Branding a country, or a state or a city --  that is giving life to its unique essence in the global market place -- can help make a destination economically viable for the long run.  The branding position should be the key driver to open doors to the three most critical forms of economic endeavor. That's true for all nation-states, but particularly true for developing ones.  The three doors to prosperity are: Exports, Foreign Investment Attraction and Tourism.  Without these three doors being opened wide and promoted, preferably behind a branded image, countries have little chance for success.


But branding a country or destination is an extremely high stakes endeavor.  You have one try at getting it right; failure could lead to mass confusion in the marketplace and a setback for your country’s economy.  This is why we approach country branding as one of the most important jobs in the world, and one of the most important projects a country or region will ever take.


The goal of branding is to discover your unique, marketable essence in the global marketplace.  While brands can also contribute to “feel good” campaigns at home, make no mistake about it:  The country brand is chiefly a tool that is used for economic purposes.  Your image is all about economics!


Country brands nearly always have a logo (other than the flag), and sometimes have a mascot, such as an animal to represent the country.  These are determined AFTER the strategic positioning is uncovered.

The country branding process

The ICI partners have a proven track record using our Drop Formula to uncover the right brand positioning for a country or other destination.  Here is the process:

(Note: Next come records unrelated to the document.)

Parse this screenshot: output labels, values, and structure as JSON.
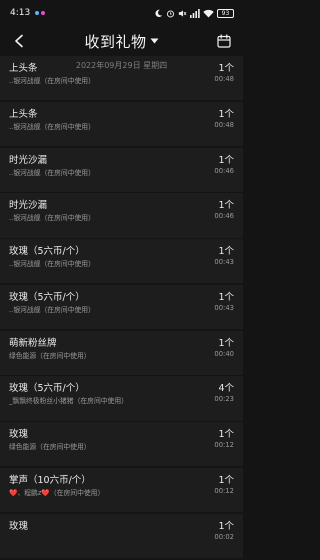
{
  "status": {
    "time": "4:13",
    "dot_colors": [
      "#5ab4ff",
      "#e94cc8"
    ],
    "battery": "93"
  },
  "nav": {
    "title": "收到礼物",
    "date_hint": "2022年09月29日 星期四"
  },
  "gifts": [
    {
      "name": "上头条",
      "sub": "..银河战舰（在房间中使用）",
      "count": "1个",
      "time": "00:48"
    },
    {
      "name": "上头条",
      "sub": "..银河战舰（在房间中使用）",
      "count": "1个",
      "time": "00:48"
    },
    {
      "name": "时光沙漏",
      "sub": "..银河战舰（在房间中使用）",
      "count": "1个",
      "time": "00:46"
    },
    {
      "name": "时光沙漏",
      "sub": "..银河战舰（在房间中使用）",
      "count": "1个",
      "time": "00:46"
    },
    {
      "name": "玫瑰（5六币/个）",
      "sub": "..银河战舰（在房间中使用）",
      "count": "1个",
      "time": "00:43"
    },
    {
      "name": "玫瑰（5六币/个）",
      "sub": "..银河战舰（在房间中使用）",
      "count": "1个",
      "time": "00:43"
    },
    {
      "name": "萌新粉丝牌",
      "sub": "绿色能源（在房间中使用）",
      "count": "1个",
      "time": "00:40"
    },
    {
      "name": "玫瑰（5六币/个）",
      "sub": "_飘飘终极粉丝小猪猪（在房间中使用）",
      "count": "4个",
      "time": "00:23"
    },
    {
      "name": "玫瑰",
      "sub": "绿色能源（在房间中使用）",
      "count": "1个",
      "time": "00:12"
    },
    {
      "name": "掌声（10六币/个）",
      "sub_prefix": "❤️、程鹏z",
      "sub_heart": "❤️",
      "sub_suffix": "（在房间中使用）",
      "count": "1个",
      "time": "00:12"
    },
    {
      "name": "玫瑰",
      "sub": "",
      "count": "1个",
      "time": "00:02"
    }
  ]
}
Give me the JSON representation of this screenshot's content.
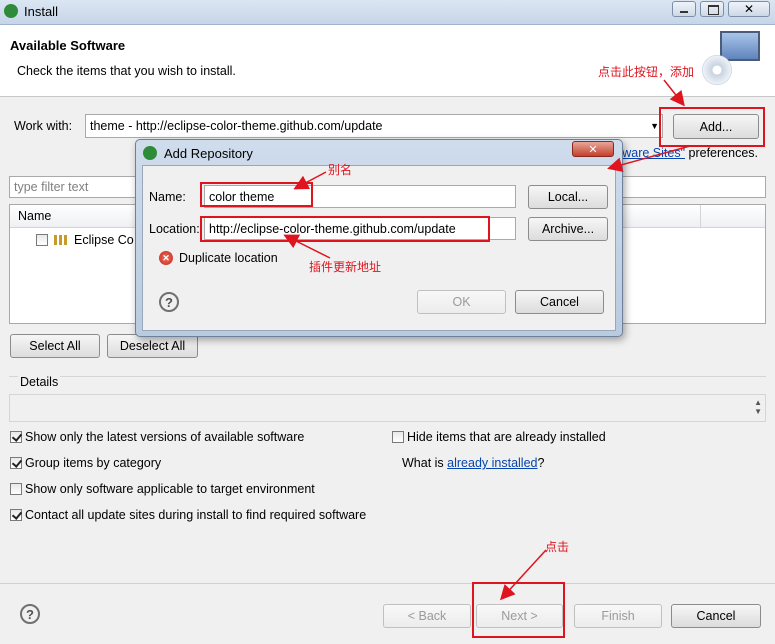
{
  "window": {
    "title": "Install",
    "section_title": "Available Software",
    "section_subtitle": "Check the items that you wish to install."
  },
  "work_with": {
    "label": "Work with:",
    "value": "theme - http://eclipse-color-theme.github.com/update",
    "add_label": "Add...",
    "hint_link": "Software Sites\"",
    "hint_suffix": "preferences."
  },
  "filter": {
    "placeholder": "type filter text"
  },
  "tree": {
    "column_name": "Name",
    "items": [
      {
        "label": "Eclipse Co"
      }
    ]
  },
  "buttons": {
    "select_all": "Select All",
    "deselect_all": "Deselect All",
    "back": "< Back",
    "next": "Next >",
    "finish": "Finish",
    "cancel": "Cancel"
  },
  "details": {
    "label": "Details"
  },
  "options": {
    "latest_versions": {
      "label": "Show only the latest versions of available software",
      "checked": true
    },
    "group_by_category": {
      "label": "Group items by category",
      "checked": true
    },
    "target_env": {
      "label": "Show only software applicable to target environment",
      "checked": false
    },
    "contact_sites": {
      "label": "Contact all update sites during install to find required software",
      "checked": true
    },
    "hide_installed": {
      "label": "Hide items that are already installed",
      "checked": false
    },
    "what_is_prefix": "What is ",
    "already_installed_link": "already installed",
    "what_is_suffix": "?"
  },
  "dialog": {
    "title": "Add Repository",
    "name_label": "Name:",
    "name_value": "color theme",
    "location_label": "Location:",
    "location_value": "http://eclipse-color-theme.github.com/update",
    "local_label": "Local...",
    "archive_label": "Archive...",
    "error_text": "Duplicate location",
    "ok_label": "OK",
    "cancel_label": "Cancel"
  },
  "annotations": {
    "add_hint": "点击此按钮，添加",
    "alias_hint": "别名",
    "url_hint": "插件更新地址",
    "click_hint": "点击"
  },
  "colors": {
    "annotation_red": "#e0141e",
    "link_blue": "#0645ad"
  }
}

Nationwide focus group research is conducted among the important constituents of media, government, civic organizations, academia, with a sprinkling of some public (man-on-the-street) interviews as well.  The objective is to learn everything possible about the country, including history, politics, religion, social development, economics, external relations, art and culture.  The idea here is to pour all that knowledge into a funnel, and begin the process of “distilling” it to arrive at a single drop coming out of the funnel.  That drop is your unique, common, marketable essence.


Strategic Positioning


The distillation process leads to a positioning statement that is strategy based.  It is usually a one or two sentence paragraph.  It captures the essence in a longer form.


Creative Positioning


This is the refinement of the strategic positioning statement into a tagline or slogan, usually just a few words in length, sometimes without a verb.




Once the creative positioning is clear, it is then possible to move on to the design phase for a logo or other identity for the brand or the campaign.  This phase involves a partnership between local designers and a team of international designers so as to arrive at imagery that is acceptable both to domestic constituents and your global customers. It is best that the identity be as universal as possible for these reasons.


Master Communications Plan


The final phase of the process is the development of a Master Communications Plan to begin the process of promoting the brand.  This process begins at home with a domestic communications program aimed at building support for the brand, both in terms of local buy-in and funding.  It is important that the brand be supported at home BEFORE it is launched abroad.  The domestic campaign continues as the international plan unfolds.  International plans typically begin with event marketing and public relations to build the image, followed by advertising to sustain the new image.